at the Folio Theatre
In a world besotted with television, why would a young theater company decide to use its time away from the box to create ersatz TV? That was the question that kept bedeviling me during Twenty Nothing, Jeff Leiber’s mildly diverting, indifferently performed one-act, one half of the evening of late-night comedy called “3D TV.”
There is nothing in the least satiric about Twenty Nothing. The premise is so pat and trendy–a Chicago apartmentful of Generation X-ers of both sexes deals with life in the big city–it could pass for a real sitcom. Leiber has nothing to add to all the tiresome discourse about Generation X. And the problems the characters face in Twenty Nothing–how to ask a girl out, how to deal with a pushy roommate, whether or not to have a Valentine’s Day party–are trivial compared to those faced by my dispirited, broke, underemployed 20-something friends.
Of course, as the folks at Seinfeld prove every week, a weak premise does not necessarily make a bad show. Still, Twenty Nothing is no Seinfeld. The major issue in the March episode of Twenty Nothing–a new episode will appear monthly–is whether nebbish Adam Levine (“Why don’t girls like me?”) will get up the nerve to ask Tina out. Michael Shapiro, who plays Levine, would have to be a comic genius to make this hackneyed problem seem fresh. And unfortunately he isn’t. He’s not bad, but like everyone else in the show, he doesn’t seem to know how to exploit the comedy in Leiber’s script. They all deliver their lines with the sort of flat, bored tone of actors who have overrehearsed. A couple of potentially marvelous comic moments–most notably a discussion of how all the roommates are going to vote on the proposed Valentine’s Day party–simply collapsed because lines were read wrong.
Leiber and company could take a lesson from the second show on the “3D TV” bill, Taboo Talk. Based on a premise perhaps even more worn than the one for Twenty Nothing–a fully improvised takeoff on talk shows–Taboo Talk on the night I saw it was so lively, intelligent, and hilarious that the fact it had only a smidgen more to say about television than Twenty Nothing did didn’t bother me a bit. In fact, this work redeemed what had until then been a fairly dreary evening.
The difference between the two shows was entirely a matter of spontaneity. Two weeks into the run, Leiber’s cast seemed already a little weary of the material, while the folks who do Taboo Talk approached the show with the fearlessness of experienced ad-libbers.

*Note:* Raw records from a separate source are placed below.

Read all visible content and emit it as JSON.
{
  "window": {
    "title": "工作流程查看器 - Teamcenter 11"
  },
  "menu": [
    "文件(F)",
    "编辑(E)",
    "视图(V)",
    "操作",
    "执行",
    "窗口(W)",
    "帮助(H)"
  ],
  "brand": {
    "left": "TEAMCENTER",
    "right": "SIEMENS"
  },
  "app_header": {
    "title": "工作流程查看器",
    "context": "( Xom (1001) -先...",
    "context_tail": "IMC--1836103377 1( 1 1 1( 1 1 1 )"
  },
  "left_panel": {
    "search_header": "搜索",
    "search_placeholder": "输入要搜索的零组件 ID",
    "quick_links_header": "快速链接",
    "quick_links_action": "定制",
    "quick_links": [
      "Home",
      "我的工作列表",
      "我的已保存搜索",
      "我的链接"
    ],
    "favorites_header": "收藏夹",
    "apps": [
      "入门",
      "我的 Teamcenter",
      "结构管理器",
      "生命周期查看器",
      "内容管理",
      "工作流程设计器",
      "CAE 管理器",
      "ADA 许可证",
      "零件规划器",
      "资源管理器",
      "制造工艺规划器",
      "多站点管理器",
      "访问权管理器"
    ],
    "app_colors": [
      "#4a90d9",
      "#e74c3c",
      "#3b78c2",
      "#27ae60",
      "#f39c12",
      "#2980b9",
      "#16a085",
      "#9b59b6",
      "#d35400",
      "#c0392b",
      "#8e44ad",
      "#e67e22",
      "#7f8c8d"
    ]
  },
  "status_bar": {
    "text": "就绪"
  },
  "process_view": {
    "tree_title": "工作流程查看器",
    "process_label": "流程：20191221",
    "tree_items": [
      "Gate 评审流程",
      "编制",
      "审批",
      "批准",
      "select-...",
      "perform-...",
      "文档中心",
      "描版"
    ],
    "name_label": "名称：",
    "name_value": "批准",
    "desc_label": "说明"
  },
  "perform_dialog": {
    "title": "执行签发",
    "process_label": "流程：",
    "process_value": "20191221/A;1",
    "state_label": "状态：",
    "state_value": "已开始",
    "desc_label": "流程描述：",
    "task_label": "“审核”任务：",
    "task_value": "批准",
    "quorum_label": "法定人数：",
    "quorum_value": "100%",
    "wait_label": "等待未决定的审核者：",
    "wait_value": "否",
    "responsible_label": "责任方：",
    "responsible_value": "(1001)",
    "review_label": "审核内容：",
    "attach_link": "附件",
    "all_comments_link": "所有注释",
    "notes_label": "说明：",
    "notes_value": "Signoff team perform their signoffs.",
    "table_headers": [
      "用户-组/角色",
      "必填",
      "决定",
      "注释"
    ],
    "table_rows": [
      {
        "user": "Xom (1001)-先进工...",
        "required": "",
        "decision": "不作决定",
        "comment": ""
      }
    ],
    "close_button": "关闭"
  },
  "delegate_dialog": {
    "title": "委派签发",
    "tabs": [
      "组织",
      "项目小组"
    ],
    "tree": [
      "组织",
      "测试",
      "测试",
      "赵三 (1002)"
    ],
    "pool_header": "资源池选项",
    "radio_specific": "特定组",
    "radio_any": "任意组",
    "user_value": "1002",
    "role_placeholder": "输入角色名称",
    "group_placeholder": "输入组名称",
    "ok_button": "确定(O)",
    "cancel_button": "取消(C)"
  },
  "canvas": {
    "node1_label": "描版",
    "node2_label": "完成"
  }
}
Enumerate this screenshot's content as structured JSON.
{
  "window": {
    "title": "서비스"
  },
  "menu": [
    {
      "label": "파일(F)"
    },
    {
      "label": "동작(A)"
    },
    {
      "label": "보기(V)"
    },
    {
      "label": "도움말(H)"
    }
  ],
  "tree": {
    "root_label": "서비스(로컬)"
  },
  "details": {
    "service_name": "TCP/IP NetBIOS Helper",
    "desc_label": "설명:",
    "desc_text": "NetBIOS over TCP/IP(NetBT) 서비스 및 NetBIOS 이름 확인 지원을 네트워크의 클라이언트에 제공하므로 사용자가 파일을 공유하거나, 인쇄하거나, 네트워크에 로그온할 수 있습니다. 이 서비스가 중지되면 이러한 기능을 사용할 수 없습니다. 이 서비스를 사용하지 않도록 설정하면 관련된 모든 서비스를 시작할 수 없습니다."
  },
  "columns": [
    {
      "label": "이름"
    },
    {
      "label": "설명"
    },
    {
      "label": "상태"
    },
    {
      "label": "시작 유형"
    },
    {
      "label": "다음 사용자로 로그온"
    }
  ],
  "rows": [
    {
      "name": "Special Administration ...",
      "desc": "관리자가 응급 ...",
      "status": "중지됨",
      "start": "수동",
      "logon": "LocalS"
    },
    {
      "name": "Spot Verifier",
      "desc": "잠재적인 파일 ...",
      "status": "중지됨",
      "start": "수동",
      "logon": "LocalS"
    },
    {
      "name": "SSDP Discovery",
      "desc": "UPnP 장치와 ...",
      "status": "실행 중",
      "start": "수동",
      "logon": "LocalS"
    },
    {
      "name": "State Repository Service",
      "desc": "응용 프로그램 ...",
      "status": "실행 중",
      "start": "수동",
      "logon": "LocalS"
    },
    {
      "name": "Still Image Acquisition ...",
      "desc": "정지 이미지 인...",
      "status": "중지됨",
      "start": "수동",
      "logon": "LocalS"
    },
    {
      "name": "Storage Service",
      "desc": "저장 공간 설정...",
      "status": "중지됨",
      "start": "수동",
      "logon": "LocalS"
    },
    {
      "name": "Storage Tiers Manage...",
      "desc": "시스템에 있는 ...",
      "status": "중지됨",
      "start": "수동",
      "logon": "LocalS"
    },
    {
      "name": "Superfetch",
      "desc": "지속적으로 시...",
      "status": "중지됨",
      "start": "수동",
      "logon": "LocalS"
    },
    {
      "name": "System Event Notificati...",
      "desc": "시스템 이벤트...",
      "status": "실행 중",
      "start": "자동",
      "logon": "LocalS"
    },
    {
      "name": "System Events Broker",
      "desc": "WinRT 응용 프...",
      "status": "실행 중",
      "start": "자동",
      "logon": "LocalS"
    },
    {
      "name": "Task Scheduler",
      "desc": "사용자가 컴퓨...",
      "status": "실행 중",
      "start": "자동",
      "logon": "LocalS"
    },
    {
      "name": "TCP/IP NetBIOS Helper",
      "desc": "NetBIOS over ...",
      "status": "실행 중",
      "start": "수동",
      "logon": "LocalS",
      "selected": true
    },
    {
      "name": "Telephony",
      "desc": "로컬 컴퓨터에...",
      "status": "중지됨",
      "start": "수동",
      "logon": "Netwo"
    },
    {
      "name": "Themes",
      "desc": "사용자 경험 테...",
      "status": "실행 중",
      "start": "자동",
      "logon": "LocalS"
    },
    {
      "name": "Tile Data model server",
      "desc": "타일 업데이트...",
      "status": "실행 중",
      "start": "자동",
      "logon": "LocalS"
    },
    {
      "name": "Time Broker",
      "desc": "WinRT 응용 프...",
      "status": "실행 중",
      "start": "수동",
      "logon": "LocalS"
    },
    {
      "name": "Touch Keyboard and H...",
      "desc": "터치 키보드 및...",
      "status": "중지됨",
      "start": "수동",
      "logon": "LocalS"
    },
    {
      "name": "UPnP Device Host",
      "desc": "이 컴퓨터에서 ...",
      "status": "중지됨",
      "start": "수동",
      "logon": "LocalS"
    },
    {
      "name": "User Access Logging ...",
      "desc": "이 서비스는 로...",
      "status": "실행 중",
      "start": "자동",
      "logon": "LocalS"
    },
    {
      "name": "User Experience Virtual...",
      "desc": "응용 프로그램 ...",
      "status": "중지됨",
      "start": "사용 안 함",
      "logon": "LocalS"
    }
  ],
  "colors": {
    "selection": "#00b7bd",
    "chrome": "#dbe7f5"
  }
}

Taking as their jumping-off point a too-clever-by-half parodic talk-show topic based on an audience suggestion–“people who think they are cartoon characters”–the Taboo Talk troupe transcended all the easy laughs such a topic might have inspired.
Talk-show host Jack Sanderson and the rest of the cast earned considerably harder but more intellectually honest laughs by adhering closely to the tabloid talk-show ritual–glib host introduces guests one by one, takes incendiary questions from his hotheaded audience, and if the questions prove too tame stirs up the pot with a few incendiary questions of his own. This show provided an accurate, pointed satire of a much-satirized form.
All concerned clearly have the taste and restraint to let the jokes build over the course of the show. Instead of winning a lot of quick, empty laughs in the style of Robin Williams, with imitations of familiar cartoon voices, this witty crew began by introducing people who in no way resembled the cartoon characters they thought they were. Sanderson’s first interviewee was a sullen man claiming to be Aquaman–but Ian Reynolds looks no more like the watery superhero than I do. Only two-thirds of the way into the 40-minute show, once we’d already met a woman who thought she was Woody Woodpecker but refused to do his trademark laugh, were two excellent cartoon mimics introduced: Paul E. Mullins, who does a marvelous Popeye, and Michelle Greco, a veritable Mel Blanc of cartoon voices. And by that time this talented pair were just icing on the cake.